* **INPUT MATERIAL**
::::::::::
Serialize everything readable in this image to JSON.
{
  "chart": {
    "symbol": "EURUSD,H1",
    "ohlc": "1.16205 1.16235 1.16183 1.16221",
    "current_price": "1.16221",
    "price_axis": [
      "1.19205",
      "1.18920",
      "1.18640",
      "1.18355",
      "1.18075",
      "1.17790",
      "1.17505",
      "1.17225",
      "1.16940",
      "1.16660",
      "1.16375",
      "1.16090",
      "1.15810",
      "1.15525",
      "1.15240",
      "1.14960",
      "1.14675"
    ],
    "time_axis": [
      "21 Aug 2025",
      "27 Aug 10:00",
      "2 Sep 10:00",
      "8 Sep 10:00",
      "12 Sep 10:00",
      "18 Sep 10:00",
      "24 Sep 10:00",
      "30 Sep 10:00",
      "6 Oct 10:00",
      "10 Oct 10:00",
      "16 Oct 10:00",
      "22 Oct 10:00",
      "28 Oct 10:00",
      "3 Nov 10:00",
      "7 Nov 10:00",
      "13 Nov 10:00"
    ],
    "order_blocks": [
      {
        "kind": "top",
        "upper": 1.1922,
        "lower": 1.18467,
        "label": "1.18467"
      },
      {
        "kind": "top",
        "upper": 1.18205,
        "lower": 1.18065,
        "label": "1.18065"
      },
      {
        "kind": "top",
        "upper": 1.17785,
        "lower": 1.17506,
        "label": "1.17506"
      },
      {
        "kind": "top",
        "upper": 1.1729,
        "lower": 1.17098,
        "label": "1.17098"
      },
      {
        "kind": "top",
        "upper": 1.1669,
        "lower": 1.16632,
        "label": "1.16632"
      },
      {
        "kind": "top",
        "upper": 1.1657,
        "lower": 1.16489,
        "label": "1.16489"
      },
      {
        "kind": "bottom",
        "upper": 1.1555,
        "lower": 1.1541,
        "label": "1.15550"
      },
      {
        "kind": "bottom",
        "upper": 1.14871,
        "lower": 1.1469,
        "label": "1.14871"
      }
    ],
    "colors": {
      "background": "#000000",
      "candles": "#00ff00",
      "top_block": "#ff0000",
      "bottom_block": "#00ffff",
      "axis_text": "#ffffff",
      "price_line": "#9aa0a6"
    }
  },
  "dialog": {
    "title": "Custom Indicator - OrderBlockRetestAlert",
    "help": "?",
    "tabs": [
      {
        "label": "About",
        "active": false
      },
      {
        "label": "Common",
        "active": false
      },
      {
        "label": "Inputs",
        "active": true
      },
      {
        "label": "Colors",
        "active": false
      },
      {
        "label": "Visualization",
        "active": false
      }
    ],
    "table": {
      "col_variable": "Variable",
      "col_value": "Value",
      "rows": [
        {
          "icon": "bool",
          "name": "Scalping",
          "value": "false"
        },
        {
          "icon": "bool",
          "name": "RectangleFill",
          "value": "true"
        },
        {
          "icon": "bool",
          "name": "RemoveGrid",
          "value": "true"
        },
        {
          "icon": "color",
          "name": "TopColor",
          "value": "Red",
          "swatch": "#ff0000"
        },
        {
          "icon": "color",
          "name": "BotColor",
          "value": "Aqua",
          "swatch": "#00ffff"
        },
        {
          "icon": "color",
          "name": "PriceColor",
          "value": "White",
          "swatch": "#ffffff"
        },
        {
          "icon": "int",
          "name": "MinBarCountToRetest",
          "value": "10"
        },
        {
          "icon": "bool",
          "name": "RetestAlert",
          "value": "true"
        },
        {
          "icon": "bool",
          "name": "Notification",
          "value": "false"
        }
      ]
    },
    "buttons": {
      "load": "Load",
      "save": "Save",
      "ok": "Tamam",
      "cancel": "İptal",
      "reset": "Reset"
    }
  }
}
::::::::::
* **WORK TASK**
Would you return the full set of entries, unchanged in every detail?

* **THE COMPLETED TASK**
Serialize everything readable in this image to JSON.
{
  "chart": {
    "symbol": "EURUSD,H1",
    "ohlc": "1.16205 1.16235 1.16183 1.16221",
    "current_price": "1.16221",
    "price_axis": [
      "1.19205",
      "1.18920",
      "1.18640",
      "1.18355",
      "1.18075",
      "1.17790",
      "1.17505",
      "1.17225",
      "1.16940",
      "1.16660",
      "1.16375",
      "1.16090",
      "1.15810",
      "1.15525",
      "1.15240",
      "1.14960",
      "1.14675"
    ],
    "time_axis": [
      "21 Aug 2025",
      "27 Aug 10:00",
      "2 Sep 10:00",
      "8 Sep 10:00",
      "12 Sep 10:00",
      "18 Sep 10:00",
      "24 Sep 10:00",
      "30 Sep 10:00",
      "6 Oct 10:00",
      "10 Oct 10:00",
      "16 Oct 10:00",
      "22 Oct 10:00",
      "28 Oct 10:00",
      "3 Nov 10:00",
      "7 Nov 10:00",
      "13 Nov 10:00"
    ],
    "order_blocks": [
      {
        "kind": "top",
        "upper": 1.1922,
        "lower": 1.18467,
        "label": "1.18467"
      },
      {
        "kind": "top",
        "upper": 1.18205,
        "lower": 1.18065,
        "label": "1.18065"
      },
      {
        "kind": "top",
        "upper": 1.17785,
        "lower": 1.17506,
        "label": "1.17506"
      },
      {
        "kind": "top",
        "upper": 1.1729,
        "lower": 1.17098,
        "label": "1.17098"
      },
      {
        "kind": "top",
        "upper": 1.1669,
        "lower": 1.16632,
        "label": "1.16632"
      },
      {
        "kind": "top",
        "upper": 1.1657,
        "lower": 1.16489,
        "label": "1.16489"
      },
      {
        "kind": "bottom",
        "upper": 1.1555,
        "lower": 1.1541,
        "label": "1.15550"
      },
      {
        "kind": "bottom",
        "upper": 1.14871,
        "lower": 1.1469,
        "label": "1.14871"
      }
    ],
    "colors": {
      "background": "#000000",
      "candles": "#00ff00",
      "top_block": "#ff0000",
      "bottom_block": "#00ffff",
      "axis_text": "#ffffff",
      "price_line": "#9aa0a6"
    }
  },
  "dialog": {
    "title": "Custom Indicator - OrderBlockRetestAlert",
    "help": "?",
    "tabs": [
      {
        "label": "About",
        "active": false
      },
      {
        "label": "Common",
        "active": false
      },
      {
        "label": "Inputs",
        "active": true
      },
      {
        "label": "Colors",
        "active": false
      },
      {
        "label": "Visualization",
        "active": false
      }
    ],
    "table": {
      "col_variable": "Variable",
      "col_value": "Value",
      "rows": [
        {
          "icon": "bool",
          "name": "Scalping",
          "value": "false"
        },
        {
          "icon": "bool",
          "name": "RectangleFill",
          "value": "true"
        },
        {
          "icon": "bool",
          "name": "RemoveGrid",
          "value": "true"
        },
        {
          "icon": "color",
          "name": "TopColor",
          "value": "Red",
          "swatch": "#ff0000"
        },
        {
          "icon": "color",
          "name": "BotColor",
          "value": "Aqua",
          "swatch": "#00ffff"
        },
        {
          "icon": "color",
          "name": "PriceColor",
          "value": "White",
          "swatch": "#ffffff"
        },
        {
          "icon": "int",
          "name": "MinBarCountToRetest",
          "value": "10"
        },
        {
          "icon": "bool",
          "name": "RetestAlert",
          "value": "true"
        },
        {
          "icon": "bool",
          "name": "Notification",
          "value": "false"
        }
      ]
    },
    "buttons": {
      "load": "Load",
      "save": "Save",
      "ok": "Tamam",
      "cancel": "İptal",
      "reset": "Reset"
    }
  }
}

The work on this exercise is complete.